MPs will return from their week long February recess on Monday to the Second Reading debate on the new Criminal Justice and Courts Bill.

The Bill was introduced to the House of Commons on 5 February 2014. It would introduce a number of significant changes to criminal and civil justice system and to the substantive law.

JUSTICE raises a number of concerns about specific provisions in the Bill, including:

Criminal Justice

  • Powers of restraint to enforce ‘good order and discipline’ – using force against children – should not be available to staff in secure colleges;
  • Trial by justices on the papers must only be available where the courts are satisfied that the defendant has unequivocally waived their right to a public hearing, and be tried by a minimum of two justices or by a district judge;
  • Court charges in criminal cases must not be imposed unless it is just and reasonable to do so in the circumstances of each case, and upon a detailed impact assessment of the proposed charges and costs of enforcement.

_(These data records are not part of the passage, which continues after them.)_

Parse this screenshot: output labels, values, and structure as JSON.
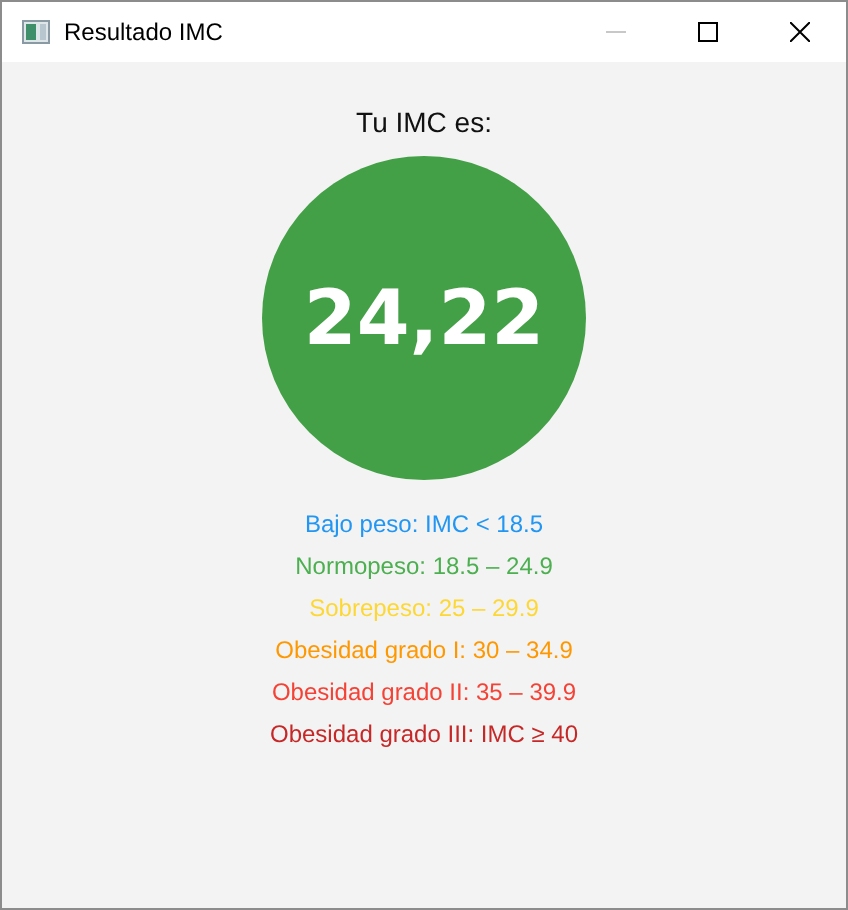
{
  "window": {
    "title": "Resultado IMC",
    "minimize_disabled": true
  },
  "heading": "Tu IMC es:",
  "bmi_value": "24,22",
  "categories": [
    {
      "label": "Bajo peso: IMC < 18.5",
      "color": "#2196f3"
    },
    {
      "label": "Normopeso: 18.5 – 24.9",
      "color": "#4caf50"
    },
    {
      "label": "Sobrepeso: 25 – 29.9",
      "color": "#fdd835"
    },
    {
      "label": "Obesidad grado I: 30 – 34.9",
      "color": "#ff9800"
    },
    {
      "label": "Obesidad grado II: 35 – 39.9",
      "color": "#f44336"
    },
    {
      "label": "Obesidad grado III: IMC ≥ 40",
      "color": "#c62828"
    }
  ]
}
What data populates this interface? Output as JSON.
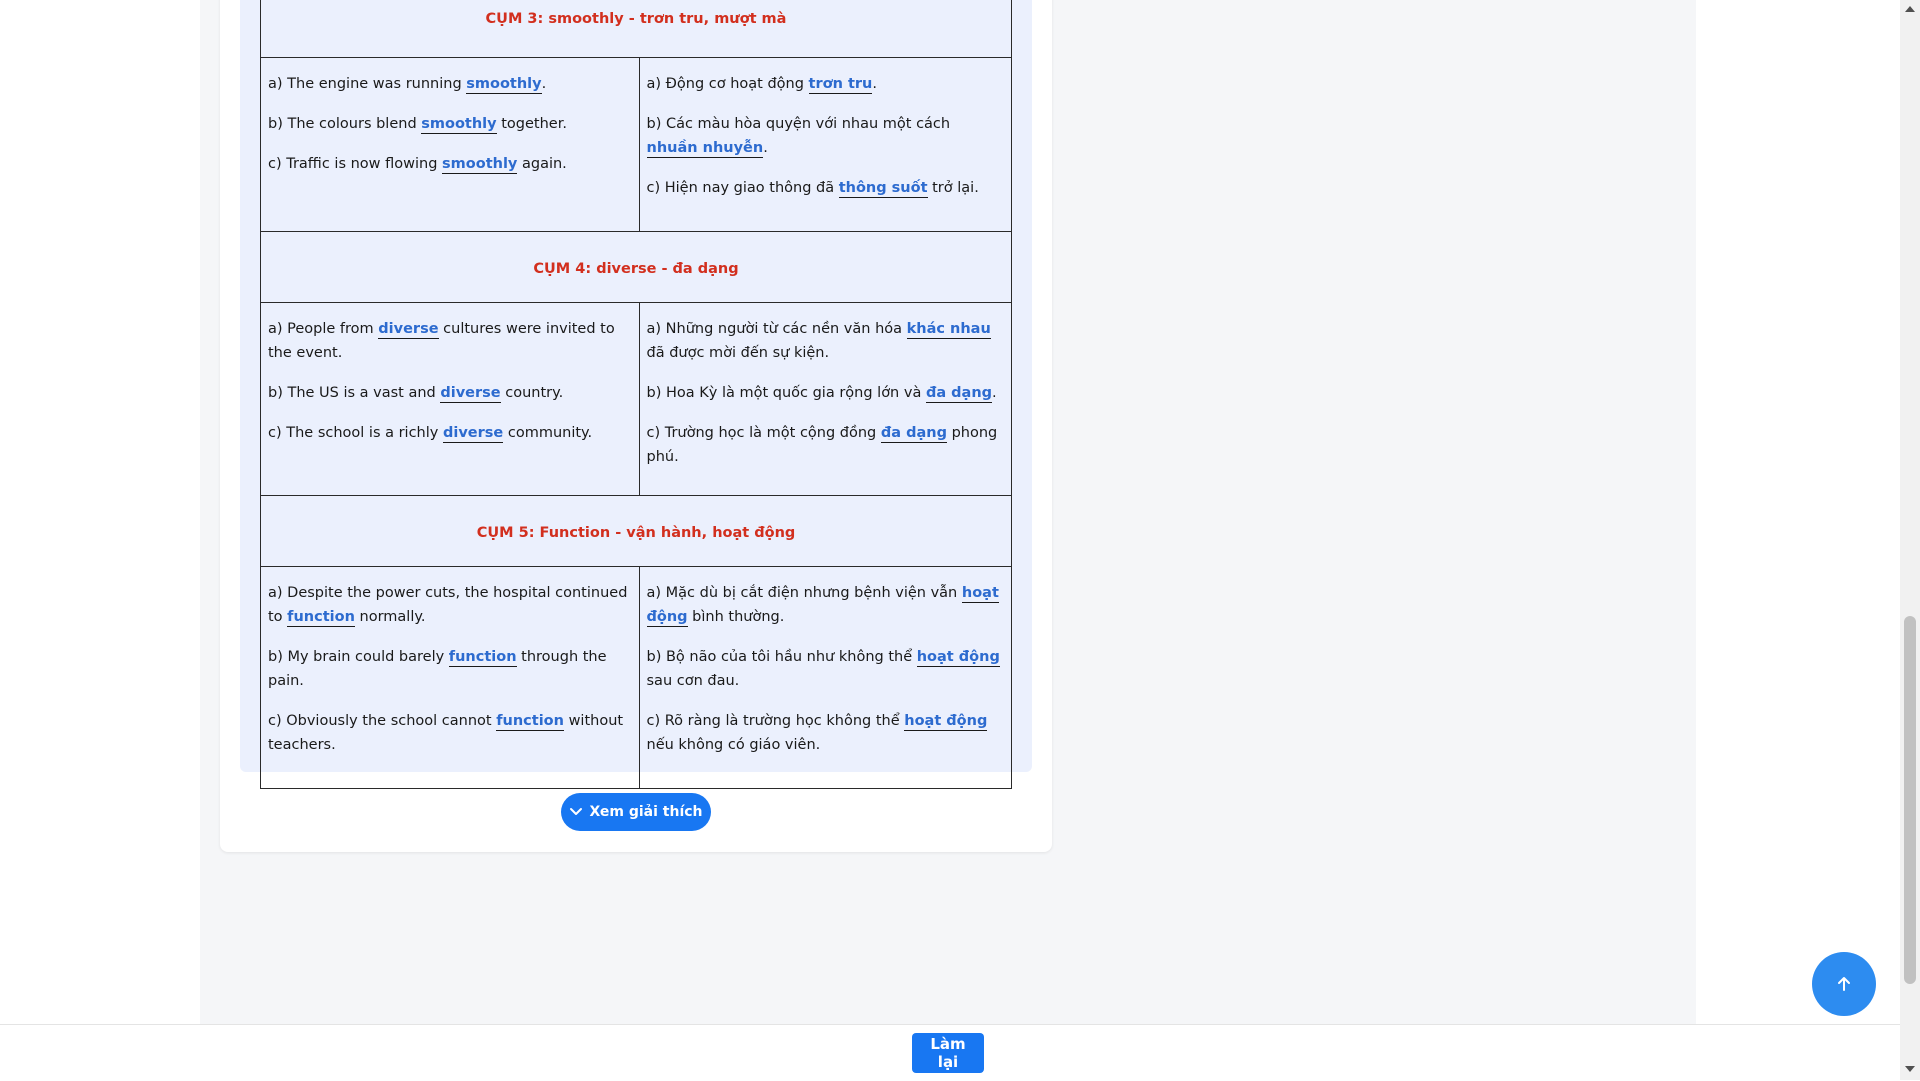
{
  "groups": [
    {
      "title": "CỤM 3: smoothly - trơn tru, mượt mà",
      "en": [
        {
          "pre": "a) The engine was running ",
          "kw": "smoothly",
          "post": "."
        },
        {
          "pre": "b) The colours blend ",
          "kw": "smoothly",
          "post": " together."
        },
        {
          "pre": "c) Traffic is now flowing ",
          "kw": "smoothly",
          "post": " again."
        }
      ],
      "vi": [
        {
          "pre": "a) Động cơ hoạt động ",
          "kw": "trơn tru",
          "post": "."
        },
        {
          "pre": "b) Các màu hòa quyện với nhau một cách ",
          "kw": "nhuần nhuyễn",
          "post": "."
        },
        {
          "pre": "c) Hiện nay giao thông đã ",
          "kw": "thông suốt",
          "post": " trở lại."
        }
      ]
    },
    {
      "title": "CỤM 4: diverse - đa dạng",
      "en": [
        {
          "pre": "a) People from ",
          "kw": "diverse",
          "post": " cultures were invited to the event."
        },
        {
          "pre": "b) The US is a vast and ",
          "kw": "diverse",
          "post": " country."
        },
        {
          "pre": "c) The school is a richly ",
          "kw": "diverse",
          "post": " community."
        }
      ],
      "vi": [
        {
          "pre": "a) Những người từ các nền văn hóa ",
          "kw": "khác nhau",
          "post": " đã được mời đến sự kiện."
        },
        {
          "pre": "b) Hoa Kỳ là một quốc gia rộng lớn và ",
          "kw": "đa dạng",
          "post": "."
        },
        {
          "pre": "c) Trường học là một cộng đồng ",
          "kw": "đa dạng",
          "post": " phong phú."
        }
      ]
    },
    {
      "title": "CỤM 5: Function - vận hành, hoạt động",
      "en": [
        {
          "pre": "a) Despite the power cuts, the hospital continued to ",
          "kw": "function",
          "post": " normally."
        },
        {
          "pre": "b) My brain could barely ",
          "kw": "function",
          "post": " through the pain."
        },
        {
          "pre": "c) Obviously the school cannot ",
          "kw": "function",
          "post": " without teachers."
        }
      ],
      "vi": [
        {
          "pre": "a) Mặc dù bị cắt điện nhưng bệnh viện vẫn ",
          "kw": "hoạt động",
          "post": " bình thường."
        },
        {
          "pre": "b) Bộ não của tôi hầu như không thể ",
          "kw": "hoạt động",
          "post": " sau cơn đau."
        },
        {
          "pre": "c) Rõ ràng là trường học không thể ",
          "kw": "hoạt động",
          "post": " nếu không có giáo viên."
        }
      ]
    }
  ],
  "explain_button": {
    "label": "Xem giải thích",
    "icon": "chevron-down-icon"
  },
  "redo_button": {
    "label": "Làm lại"
  },
  "scroll_top_button": {
    "icon": "arrow-up-icon"
  },
  "colors": {
    "accent": "#1877f2",
    "group_title": "#d22f1e",
    "keyword": "#2d6bcf",
    "panel": "#ebf0fd"
  }
}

Civil Appeals and Judicial Review

  • Changes to encourage courts to refuse to hear procedural claims – which allege that a public body has taken a decision unlawfully – could lead to significant delays, duplication and cost.
  • Proposed changes to the provision for protective costs orders and the introduction of a presumption that any public interest intervener will be liable for costs appear designed to deter individuals and organisations who pursue litigation in the public interest.
  • Proposals to expand the “leapfrog” appeal procedure to exclude the Court of Appeal in cases of “national importance” should not be permitted to deprive an individual of a right to appeal or to overwhelm the resources of the Supreme Court in practice.
  • JUSTICE regrets that the Government has determined to push ahead with the principal of its reforms: a major change in the availability of legal aid for judicial review. Ministers must explain why this new substantial change is to be in secondary legislation – without opportunity for full scrutiny – while the other parts of the reform package are in this Bill.

Read our Second Reading Briefing.